Extracted data Start Marker
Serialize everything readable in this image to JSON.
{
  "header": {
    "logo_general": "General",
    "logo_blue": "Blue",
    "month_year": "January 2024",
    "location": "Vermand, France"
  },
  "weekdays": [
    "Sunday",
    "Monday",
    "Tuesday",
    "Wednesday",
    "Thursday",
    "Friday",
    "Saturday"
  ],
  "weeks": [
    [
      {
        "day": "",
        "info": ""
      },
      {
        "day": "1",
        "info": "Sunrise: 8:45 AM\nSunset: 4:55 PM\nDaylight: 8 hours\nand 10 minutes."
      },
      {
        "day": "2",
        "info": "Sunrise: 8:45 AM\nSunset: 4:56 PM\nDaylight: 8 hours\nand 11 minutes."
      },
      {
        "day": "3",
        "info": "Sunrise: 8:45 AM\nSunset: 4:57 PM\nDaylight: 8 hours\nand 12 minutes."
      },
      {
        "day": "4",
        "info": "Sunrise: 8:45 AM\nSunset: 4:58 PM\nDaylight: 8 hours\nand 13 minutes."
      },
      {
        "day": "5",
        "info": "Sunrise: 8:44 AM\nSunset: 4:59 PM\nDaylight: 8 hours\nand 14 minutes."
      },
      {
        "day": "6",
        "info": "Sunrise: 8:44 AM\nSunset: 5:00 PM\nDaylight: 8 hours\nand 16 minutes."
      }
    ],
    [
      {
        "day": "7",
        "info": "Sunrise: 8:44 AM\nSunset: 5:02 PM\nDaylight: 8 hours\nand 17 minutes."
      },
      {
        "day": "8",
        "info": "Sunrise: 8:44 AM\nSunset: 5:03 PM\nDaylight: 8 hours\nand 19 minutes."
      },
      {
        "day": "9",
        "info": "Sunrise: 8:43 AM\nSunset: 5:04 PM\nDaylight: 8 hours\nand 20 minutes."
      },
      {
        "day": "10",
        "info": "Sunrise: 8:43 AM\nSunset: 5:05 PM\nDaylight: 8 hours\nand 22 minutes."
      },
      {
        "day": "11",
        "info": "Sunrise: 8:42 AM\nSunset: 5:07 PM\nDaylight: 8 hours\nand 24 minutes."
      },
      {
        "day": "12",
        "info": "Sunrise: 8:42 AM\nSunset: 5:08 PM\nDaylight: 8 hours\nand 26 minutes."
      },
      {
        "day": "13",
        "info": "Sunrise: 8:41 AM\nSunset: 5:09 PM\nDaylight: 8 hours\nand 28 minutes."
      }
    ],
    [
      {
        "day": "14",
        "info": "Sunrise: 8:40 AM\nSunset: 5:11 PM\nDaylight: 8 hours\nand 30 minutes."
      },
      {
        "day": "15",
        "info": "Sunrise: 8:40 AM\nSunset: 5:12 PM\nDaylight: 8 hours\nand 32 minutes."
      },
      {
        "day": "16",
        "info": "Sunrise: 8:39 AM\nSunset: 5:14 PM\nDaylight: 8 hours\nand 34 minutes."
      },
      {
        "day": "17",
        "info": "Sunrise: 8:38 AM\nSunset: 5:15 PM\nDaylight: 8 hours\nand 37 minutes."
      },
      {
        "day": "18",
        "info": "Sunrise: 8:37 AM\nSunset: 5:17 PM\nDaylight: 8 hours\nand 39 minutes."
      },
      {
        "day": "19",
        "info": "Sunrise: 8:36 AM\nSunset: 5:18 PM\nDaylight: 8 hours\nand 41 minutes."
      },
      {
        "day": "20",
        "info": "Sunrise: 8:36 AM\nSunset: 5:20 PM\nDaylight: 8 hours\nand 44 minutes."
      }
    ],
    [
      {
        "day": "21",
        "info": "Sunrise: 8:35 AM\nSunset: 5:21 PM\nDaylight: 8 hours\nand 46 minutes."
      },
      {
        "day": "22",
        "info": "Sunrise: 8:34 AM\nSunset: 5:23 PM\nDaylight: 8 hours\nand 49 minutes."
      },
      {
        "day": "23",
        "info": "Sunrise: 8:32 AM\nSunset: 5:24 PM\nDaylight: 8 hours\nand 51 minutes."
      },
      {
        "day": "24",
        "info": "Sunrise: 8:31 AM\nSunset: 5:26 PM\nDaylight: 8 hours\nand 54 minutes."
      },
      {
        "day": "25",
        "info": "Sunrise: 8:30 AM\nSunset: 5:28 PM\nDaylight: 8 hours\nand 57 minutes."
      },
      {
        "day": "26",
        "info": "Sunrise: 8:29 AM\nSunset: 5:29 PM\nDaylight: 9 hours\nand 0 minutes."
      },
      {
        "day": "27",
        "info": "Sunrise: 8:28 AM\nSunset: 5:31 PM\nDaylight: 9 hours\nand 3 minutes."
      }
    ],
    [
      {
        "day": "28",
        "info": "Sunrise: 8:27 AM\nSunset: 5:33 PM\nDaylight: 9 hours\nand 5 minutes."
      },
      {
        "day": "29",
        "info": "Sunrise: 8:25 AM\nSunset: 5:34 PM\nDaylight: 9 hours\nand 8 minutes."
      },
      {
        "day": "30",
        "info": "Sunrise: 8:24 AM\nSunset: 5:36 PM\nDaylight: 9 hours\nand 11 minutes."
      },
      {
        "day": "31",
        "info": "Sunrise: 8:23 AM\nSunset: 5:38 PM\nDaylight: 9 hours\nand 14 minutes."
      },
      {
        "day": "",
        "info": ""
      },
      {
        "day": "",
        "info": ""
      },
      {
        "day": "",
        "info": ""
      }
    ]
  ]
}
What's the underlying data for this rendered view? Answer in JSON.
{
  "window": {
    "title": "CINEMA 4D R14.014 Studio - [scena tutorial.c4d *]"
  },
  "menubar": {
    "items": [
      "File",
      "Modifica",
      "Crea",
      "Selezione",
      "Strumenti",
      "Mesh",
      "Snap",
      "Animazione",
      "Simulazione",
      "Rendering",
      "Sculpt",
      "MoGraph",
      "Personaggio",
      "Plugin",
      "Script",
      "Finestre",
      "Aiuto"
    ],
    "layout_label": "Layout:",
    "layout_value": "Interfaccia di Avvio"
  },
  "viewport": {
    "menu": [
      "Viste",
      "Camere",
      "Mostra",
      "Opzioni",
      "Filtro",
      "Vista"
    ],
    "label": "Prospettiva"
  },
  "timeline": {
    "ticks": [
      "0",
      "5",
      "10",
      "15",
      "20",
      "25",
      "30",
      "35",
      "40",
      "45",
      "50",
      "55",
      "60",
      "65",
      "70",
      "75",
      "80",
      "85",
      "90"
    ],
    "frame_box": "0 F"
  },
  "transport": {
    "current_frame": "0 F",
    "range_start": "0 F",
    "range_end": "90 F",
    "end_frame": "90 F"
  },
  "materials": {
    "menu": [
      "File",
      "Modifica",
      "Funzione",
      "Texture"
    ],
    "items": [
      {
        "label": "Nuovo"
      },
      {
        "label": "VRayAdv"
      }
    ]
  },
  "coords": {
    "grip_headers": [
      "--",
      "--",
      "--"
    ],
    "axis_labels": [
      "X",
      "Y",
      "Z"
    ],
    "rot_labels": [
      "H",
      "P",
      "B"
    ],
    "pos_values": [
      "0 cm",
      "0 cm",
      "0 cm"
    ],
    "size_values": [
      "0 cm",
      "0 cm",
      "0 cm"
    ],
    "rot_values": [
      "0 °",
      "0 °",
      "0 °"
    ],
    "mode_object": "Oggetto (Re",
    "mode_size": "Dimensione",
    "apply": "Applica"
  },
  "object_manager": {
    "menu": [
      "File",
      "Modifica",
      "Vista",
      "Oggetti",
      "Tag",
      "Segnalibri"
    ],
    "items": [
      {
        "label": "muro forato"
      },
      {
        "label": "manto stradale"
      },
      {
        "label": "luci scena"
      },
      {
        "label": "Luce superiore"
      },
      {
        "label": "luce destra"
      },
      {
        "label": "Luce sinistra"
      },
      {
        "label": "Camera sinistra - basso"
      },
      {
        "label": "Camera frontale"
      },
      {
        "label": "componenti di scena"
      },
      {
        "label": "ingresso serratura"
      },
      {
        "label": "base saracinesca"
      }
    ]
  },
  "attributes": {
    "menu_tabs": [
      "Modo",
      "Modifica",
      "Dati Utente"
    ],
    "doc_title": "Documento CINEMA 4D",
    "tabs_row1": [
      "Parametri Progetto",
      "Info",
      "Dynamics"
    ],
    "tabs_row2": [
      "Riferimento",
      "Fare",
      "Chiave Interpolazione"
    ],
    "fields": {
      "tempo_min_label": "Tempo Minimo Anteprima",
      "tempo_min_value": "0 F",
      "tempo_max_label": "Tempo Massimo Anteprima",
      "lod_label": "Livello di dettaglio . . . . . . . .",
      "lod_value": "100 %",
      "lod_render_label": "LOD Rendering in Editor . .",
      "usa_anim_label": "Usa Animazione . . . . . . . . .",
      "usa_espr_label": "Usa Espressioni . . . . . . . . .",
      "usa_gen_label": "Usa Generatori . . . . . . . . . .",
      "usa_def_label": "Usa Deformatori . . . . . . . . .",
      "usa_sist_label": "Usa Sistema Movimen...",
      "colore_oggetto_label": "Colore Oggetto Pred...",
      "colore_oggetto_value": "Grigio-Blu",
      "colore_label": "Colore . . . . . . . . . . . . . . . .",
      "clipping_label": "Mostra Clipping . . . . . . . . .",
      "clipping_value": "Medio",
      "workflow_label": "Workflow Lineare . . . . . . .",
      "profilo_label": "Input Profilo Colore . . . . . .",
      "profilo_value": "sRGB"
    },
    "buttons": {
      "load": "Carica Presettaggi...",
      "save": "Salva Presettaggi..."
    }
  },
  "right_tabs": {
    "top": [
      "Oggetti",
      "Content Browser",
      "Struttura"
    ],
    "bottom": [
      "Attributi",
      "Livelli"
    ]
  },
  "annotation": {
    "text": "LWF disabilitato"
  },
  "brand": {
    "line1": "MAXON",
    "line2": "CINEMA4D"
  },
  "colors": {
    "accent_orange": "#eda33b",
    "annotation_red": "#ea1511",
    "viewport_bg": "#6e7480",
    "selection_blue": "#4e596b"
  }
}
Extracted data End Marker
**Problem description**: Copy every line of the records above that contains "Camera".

**Expected answer**:
        "label": "Camera sinistra - basso"
        "label": "Camera frontale"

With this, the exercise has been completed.